I think this rule (a movie must contain two women having a conversation about something other than a man) is too Procrustean if taken straight, simply because it excludes Citizen Kane. Any movie-watching rule that keeps you from Kane is a rule that needs revision. But it's a great yardstick that addresses a blind spot, a blind spot I've had but never thought about. I'm mentally reviewing my fave films to see if they follow the rule.
Summer, AKA The Green Ray: Yes. Women discuss vacation plans, the etiquette of nude sunbathing. Still, it follows the letter more than the spirit, since the impetus of the story is a timid woman's uncertain quest for love, and one could argue that all her conversations about things other than men are presented as avoiding the real issue, which would, for our heroine, be men.

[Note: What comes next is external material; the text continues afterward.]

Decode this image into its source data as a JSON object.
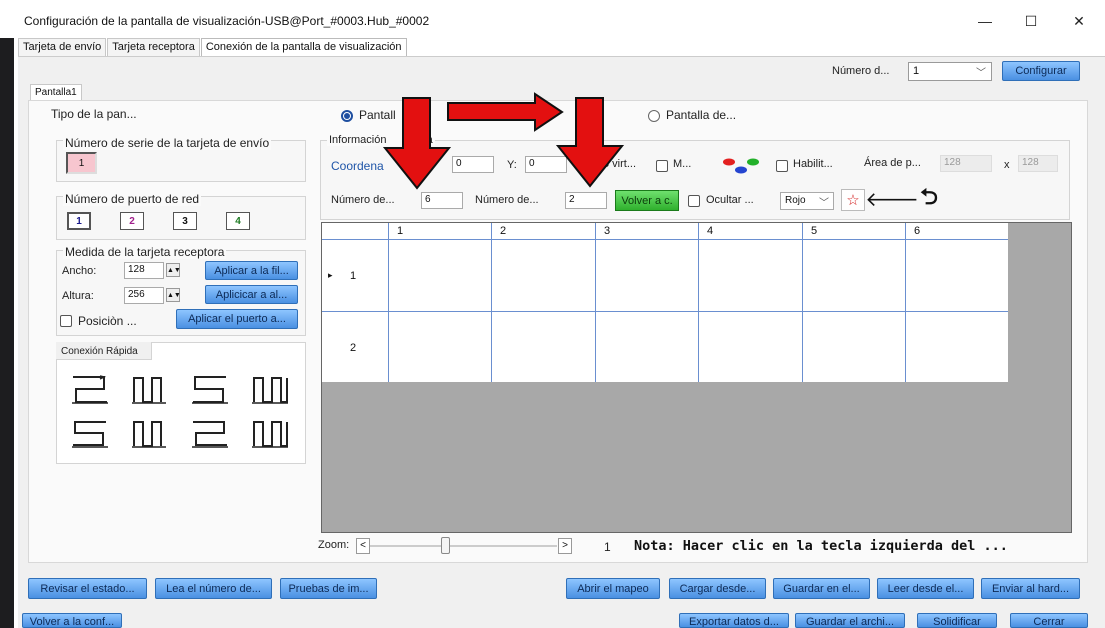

Le Eclisse, AKA The Eclipse. Yes. Women discuss playing the stock market, living in Africa, "What shall we do tonight?"
Claire's Knee. Nope. A man is the central character, and it's tuff to fulfill The Rule with a man at the center of the narrative. But it's full of substantial conversation in which women are almost always included; it disobeys the letter of The Rule, but it comes closer to an ideal of female inclusiveness and equality than most flicks.
Texas Chainsaw Massacre. Nope. Still, it's proven fertile ground for feminist readings. "Men, Women and Chainsaws" is a book I wanna read, about the gender politics of horror flicks.
Daisies: not quite one of my favorites, but a terrific film I've seen recently, that satisfies the Rule. Although the heroines are women of action more than of conversation.
Spirited Away: Need to rewatch it, but IIRC women discuss job requirements, dealing with a fearsome Matriarch, etc. A delightful animated fairy tale that you should watch, BTW.
Alison Bechdel's masterwork, Fun Home (highly recommended) is about a man, so I doubt she's really trying to get everyone to avoid stories about men.
Also, I'm reading L'Morte D'Arthur by Mallory; women rarely play a role in the stories other than as McGuffins, but a lesbian feminist professor of mine specialized in these stories. The Rule brings a blind spot to light, but we needn't develop a manufactured blind spot in response to that blind spot. My professor is no doubt very aware of women's peripheral role on these stories, but doesn't let it prevent her from engaging and speaking on behalf of the tales.
I'm reminded of all the black guys I know who have been enthusiastic from childhood about kung fu movies, perhaps in part because they short-circuit the specific racial politics of our culture. Representation is important, but sometimes getting away from the whole representation/lack-of-representation either/or is a good idea.